[Items listed in a dataset]
--------------------------------
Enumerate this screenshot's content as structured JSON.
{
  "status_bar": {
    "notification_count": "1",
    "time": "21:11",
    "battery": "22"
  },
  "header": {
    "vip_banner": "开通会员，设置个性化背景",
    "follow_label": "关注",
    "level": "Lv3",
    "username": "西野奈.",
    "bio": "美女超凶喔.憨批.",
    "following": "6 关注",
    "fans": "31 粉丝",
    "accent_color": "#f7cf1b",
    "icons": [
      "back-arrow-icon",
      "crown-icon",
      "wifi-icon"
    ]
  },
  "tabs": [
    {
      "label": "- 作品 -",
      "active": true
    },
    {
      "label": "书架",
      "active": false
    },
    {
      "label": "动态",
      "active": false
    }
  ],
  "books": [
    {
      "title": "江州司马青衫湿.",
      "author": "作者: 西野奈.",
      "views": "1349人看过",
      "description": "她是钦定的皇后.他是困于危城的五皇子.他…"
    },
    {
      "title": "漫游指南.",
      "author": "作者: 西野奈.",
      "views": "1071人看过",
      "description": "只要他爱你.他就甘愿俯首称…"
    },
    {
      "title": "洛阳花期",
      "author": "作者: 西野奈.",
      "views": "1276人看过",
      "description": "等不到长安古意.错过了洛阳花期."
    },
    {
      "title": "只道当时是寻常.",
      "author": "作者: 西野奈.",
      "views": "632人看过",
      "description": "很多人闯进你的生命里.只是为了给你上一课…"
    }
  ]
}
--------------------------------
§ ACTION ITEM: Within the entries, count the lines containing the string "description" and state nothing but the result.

§ SOLUTION: 4